All User-level traffic to/from our the Tools.Valarm.net servers passes through the ALB load balancer, and happens via SSL-wrapped HTTP, widely known as HTTPS. This means sensor data, usernames and passwords, basically EVERYTHING, is encrypted with at least 128-bit, industry standard encryption. We say “at least” because more modern browsers and operating systems will offer 256-bit encryption schemes, which the ALB load balancer will also handle. It’s the exact same stuff used by your bank’s website.
Passwords and API Keys
User passwords in Valarm tools are hashed using BCrypt. They cannot be recovered by any reasonable means, and BCrypt is highly resistant to attack by brute force or rainbow tables.
Valarm Tools offers two different levels of API Keys: 1. Device, and 2. Account – a Device-level API key can be used ONLY to access the data for a single Device (see the first article in this series for more information). At this time we do not offer a mechanism to withdraw/regenerate a device key, but that feature is forthcoming. An Account-level API key can be used to access the data of all Devices in the Account, as well as to perform a few Account or DeviceGroup queries.
The Account key can be easily revoked or regenerated at any time by an Account administrator. Because the Account API key is broadly powerful, we recommend users always prefer the Device key whenever practical. Finally – it is possible for an account administrator to “turn off” API-key authentication for an individual Device, allowing its data to be queried via API call by anyone who knows the Device’s ID. This feature allows convenient read-only access to sensor data for devices whose security concerns are truly minimal. It is impossible submit Device/sensor data without the API key, and it is impossible to modify data once it has been recorded in our databases (we do not offer an ‘edit’ feature – only delete).

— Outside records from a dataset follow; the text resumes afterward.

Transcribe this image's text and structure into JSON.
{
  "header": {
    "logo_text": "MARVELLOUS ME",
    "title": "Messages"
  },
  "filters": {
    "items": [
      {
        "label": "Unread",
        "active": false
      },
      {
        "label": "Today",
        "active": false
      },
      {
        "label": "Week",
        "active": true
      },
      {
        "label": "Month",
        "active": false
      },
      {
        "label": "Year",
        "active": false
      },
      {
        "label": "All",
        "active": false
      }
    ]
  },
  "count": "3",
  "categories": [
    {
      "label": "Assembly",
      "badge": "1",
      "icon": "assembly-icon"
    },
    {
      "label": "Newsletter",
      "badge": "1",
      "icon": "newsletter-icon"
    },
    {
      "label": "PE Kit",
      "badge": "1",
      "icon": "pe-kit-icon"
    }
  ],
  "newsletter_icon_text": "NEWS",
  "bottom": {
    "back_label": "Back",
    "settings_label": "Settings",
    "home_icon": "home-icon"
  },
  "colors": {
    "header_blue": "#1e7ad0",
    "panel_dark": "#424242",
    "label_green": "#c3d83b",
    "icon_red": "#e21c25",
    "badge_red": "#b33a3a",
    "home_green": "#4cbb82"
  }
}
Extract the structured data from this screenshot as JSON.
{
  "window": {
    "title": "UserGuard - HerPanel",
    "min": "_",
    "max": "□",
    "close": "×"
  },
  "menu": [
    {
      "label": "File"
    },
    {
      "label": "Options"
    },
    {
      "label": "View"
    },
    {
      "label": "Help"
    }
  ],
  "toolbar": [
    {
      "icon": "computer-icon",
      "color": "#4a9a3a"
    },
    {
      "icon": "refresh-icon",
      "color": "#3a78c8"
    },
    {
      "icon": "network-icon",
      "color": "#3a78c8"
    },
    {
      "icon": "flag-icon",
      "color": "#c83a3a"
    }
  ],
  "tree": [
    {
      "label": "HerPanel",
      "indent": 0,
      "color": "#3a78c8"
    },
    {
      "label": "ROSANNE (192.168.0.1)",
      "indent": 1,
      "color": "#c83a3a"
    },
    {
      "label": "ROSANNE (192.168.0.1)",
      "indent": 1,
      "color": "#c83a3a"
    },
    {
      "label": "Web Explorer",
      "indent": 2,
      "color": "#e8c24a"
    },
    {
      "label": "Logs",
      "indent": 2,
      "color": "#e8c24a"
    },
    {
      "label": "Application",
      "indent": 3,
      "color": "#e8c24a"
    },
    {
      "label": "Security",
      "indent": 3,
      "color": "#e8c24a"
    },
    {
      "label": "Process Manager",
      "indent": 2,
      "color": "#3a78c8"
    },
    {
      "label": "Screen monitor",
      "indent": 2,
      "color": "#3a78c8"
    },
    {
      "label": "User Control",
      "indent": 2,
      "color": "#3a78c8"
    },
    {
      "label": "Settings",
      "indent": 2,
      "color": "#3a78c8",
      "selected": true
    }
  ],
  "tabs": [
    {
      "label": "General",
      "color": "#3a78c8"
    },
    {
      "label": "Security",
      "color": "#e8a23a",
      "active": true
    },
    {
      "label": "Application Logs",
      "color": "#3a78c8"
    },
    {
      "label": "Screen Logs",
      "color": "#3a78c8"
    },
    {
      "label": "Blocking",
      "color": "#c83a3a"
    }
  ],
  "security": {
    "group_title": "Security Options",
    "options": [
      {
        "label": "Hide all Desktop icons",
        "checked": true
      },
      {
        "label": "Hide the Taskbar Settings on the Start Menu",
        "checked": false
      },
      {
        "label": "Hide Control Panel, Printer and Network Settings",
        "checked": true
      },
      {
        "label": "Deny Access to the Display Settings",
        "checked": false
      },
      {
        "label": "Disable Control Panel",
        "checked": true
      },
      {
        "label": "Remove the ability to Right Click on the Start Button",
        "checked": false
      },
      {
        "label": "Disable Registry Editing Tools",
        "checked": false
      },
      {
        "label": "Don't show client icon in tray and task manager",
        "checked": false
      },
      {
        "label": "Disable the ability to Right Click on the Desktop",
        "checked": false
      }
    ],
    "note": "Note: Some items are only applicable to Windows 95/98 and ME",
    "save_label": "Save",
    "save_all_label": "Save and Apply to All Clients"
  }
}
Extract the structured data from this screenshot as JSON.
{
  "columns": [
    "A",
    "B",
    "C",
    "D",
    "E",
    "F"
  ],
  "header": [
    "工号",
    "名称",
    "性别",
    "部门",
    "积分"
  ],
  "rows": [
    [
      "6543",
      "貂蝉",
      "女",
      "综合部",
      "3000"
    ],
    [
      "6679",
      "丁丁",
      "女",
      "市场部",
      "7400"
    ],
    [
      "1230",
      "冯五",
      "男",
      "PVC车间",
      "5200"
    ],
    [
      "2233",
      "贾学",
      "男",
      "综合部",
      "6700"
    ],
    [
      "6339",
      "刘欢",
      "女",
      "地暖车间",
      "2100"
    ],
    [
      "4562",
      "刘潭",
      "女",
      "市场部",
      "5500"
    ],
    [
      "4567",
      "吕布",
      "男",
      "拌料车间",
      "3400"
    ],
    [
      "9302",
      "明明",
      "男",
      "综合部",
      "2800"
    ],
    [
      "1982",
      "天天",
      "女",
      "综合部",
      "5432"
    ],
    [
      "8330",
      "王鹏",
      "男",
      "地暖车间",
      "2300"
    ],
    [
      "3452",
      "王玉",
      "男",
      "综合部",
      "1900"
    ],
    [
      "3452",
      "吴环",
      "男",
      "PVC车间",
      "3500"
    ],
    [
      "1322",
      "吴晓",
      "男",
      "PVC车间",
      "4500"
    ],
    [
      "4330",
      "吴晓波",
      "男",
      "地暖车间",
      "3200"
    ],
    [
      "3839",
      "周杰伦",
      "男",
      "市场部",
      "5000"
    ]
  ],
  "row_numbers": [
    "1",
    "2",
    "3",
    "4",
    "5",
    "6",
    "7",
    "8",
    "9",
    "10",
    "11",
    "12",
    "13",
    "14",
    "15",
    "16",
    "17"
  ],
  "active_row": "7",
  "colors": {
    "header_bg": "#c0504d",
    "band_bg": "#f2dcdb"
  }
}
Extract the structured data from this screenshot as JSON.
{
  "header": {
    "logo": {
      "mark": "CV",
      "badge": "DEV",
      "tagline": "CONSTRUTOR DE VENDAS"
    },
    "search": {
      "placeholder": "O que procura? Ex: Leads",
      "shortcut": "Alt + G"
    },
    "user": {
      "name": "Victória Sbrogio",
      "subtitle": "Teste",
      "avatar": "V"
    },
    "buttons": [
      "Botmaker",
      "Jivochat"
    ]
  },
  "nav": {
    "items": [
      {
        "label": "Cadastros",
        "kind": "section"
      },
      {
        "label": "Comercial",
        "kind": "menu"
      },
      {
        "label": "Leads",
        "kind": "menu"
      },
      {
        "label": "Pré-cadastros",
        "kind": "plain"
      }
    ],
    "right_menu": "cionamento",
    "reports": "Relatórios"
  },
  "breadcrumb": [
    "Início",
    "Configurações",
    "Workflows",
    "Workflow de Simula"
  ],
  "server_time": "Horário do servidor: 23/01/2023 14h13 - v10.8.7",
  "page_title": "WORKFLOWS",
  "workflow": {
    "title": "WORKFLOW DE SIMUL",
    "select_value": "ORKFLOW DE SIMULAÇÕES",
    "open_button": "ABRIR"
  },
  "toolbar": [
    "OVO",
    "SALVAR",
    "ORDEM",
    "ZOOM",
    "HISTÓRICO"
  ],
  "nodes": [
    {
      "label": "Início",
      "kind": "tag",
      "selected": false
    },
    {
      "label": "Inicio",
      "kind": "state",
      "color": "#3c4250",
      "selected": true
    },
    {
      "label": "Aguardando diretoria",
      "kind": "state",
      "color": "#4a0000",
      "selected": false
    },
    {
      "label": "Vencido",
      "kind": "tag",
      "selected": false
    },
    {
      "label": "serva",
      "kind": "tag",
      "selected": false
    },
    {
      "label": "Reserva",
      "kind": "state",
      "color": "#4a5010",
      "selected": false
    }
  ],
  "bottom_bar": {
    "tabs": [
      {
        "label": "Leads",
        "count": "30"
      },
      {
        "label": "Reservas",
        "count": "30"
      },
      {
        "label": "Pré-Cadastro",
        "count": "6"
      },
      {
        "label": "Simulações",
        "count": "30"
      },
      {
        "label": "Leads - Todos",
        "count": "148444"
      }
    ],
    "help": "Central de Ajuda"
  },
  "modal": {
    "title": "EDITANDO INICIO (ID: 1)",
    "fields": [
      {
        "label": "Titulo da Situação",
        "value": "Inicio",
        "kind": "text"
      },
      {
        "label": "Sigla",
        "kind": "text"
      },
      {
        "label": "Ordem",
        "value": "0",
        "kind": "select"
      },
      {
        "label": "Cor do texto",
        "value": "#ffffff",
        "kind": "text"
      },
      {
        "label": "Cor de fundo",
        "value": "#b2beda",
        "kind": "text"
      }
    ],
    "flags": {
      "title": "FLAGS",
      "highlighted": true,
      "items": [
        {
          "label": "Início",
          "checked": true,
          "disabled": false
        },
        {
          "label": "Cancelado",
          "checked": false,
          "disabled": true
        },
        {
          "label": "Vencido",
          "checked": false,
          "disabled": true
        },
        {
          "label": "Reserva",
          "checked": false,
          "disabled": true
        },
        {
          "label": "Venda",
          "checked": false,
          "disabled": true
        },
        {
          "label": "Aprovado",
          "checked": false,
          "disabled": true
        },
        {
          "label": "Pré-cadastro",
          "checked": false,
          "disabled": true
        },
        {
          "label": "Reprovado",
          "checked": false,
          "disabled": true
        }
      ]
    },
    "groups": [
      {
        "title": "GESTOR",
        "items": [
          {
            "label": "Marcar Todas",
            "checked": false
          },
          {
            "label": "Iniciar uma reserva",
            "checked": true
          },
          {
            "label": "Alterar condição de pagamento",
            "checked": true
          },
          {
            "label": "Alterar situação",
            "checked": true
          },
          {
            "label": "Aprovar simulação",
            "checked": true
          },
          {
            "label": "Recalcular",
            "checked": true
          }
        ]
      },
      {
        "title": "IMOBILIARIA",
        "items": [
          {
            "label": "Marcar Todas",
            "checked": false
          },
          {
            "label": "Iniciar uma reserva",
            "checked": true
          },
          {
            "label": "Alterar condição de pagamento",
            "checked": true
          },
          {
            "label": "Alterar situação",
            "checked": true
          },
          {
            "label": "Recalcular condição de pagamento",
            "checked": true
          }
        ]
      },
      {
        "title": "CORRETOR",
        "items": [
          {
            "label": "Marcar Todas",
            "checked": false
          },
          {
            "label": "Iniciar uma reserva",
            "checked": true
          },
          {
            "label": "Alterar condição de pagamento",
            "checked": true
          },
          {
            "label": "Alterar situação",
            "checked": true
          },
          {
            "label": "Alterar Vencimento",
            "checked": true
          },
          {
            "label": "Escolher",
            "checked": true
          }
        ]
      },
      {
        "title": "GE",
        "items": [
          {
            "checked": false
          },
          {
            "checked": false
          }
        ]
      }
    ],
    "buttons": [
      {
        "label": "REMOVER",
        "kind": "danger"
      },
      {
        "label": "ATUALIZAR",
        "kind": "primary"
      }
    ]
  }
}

Our servers can generate “Threshold Alerts” for incoming sensor data. These alerts can be sent via email (via AWS Simple Email Service “SES”) or via SMS (via a user-supplied Twilio account/API keys). Email alerts will always be sent with the from-address “email@example.com” with a “via” tag of “amazonses.com”. Access to send emails from this address and via amazonses.com is strictly controlled by our programmatic access to the Amazon AWS API.
Any SMS messages will be sent from the Twilio-controlled phone number registered when the Valarm/Twilio API link is configured in Valarm Tools. Twilio’s API allows the customer to be in complete control of the access (and phone number) that Valarm Tools uses to generate SMS alerts.
It is incumbent on the user to verify any alert is genuine by logging into Valarm Tools and checking the current status or historical record of the Device.
Somewhere in our always-evolving development schedule are a few new security-oriented features that may or may not apply to your situation as a Valarm Tools customer. One was already mentioned above: the ability to revoke/regenerate Device-level API Keys. Other ideas include the ability to require MFA/2FA during login to Valarm Tools itself, and a special log (and unique key) to help identify and quickly confirm alert messages (email/SMS) generated by your real-time data. If any of these ideas seem particularly prescient to your operations, or you have any other ideas or feature requests for Valarm Tools, we hope you’ll let us know!